EXERCISE BRIEF> Whichever lines include the word "신청하기", copy them as they appear in the data.

== AVAILABLE DATA

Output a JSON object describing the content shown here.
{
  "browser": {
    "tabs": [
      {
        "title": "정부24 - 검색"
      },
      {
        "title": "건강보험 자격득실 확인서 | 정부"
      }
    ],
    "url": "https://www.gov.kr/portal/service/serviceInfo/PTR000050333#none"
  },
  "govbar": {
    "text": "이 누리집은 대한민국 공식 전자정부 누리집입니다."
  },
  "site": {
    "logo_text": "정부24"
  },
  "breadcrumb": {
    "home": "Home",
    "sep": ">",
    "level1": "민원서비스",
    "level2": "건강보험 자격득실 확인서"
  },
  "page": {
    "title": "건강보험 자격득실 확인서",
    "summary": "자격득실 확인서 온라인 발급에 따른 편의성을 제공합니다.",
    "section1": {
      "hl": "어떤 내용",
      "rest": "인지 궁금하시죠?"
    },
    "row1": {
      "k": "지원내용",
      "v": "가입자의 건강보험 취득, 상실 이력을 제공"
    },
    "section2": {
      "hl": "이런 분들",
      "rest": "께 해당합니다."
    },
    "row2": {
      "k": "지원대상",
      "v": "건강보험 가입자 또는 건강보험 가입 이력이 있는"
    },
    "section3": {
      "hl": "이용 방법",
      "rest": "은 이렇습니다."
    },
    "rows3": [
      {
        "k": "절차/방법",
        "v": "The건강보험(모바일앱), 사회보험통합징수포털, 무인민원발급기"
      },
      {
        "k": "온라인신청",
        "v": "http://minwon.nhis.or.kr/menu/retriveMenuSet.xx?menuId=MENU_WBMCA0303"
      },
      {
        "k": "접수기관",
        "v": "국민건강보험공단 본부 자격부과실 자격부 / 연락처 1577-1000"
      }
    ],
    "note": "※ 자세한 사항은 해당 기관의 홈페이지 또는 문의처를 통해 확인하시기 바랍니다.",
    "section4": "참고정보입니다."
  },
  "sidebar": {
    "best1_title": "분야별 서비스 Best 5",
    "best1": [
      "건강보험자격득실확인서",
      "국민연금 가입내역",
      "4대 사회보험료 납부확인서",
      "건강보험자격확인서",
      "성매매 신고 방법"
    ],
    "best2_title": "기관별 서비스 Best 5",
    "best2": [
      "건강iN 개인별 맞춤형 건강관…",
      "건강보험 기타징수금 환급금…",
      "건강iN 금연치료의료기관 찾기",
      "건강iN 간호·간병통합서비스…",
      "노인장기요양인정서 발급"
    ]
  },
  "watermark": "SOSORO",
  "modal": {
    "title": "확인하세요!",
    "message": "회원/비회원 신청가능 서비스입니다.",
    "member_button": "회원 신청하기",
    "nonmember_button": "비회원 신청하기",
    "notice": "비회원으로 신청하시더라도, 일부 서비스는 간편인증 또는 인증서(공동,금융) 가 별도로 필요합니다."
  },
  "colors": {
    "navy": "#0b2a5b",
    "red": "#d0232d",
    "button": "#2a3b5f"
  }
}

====

RESPONSE>
    "member_button": "회원 신청하기",
    "nonmember_button": "비회원 신청하기",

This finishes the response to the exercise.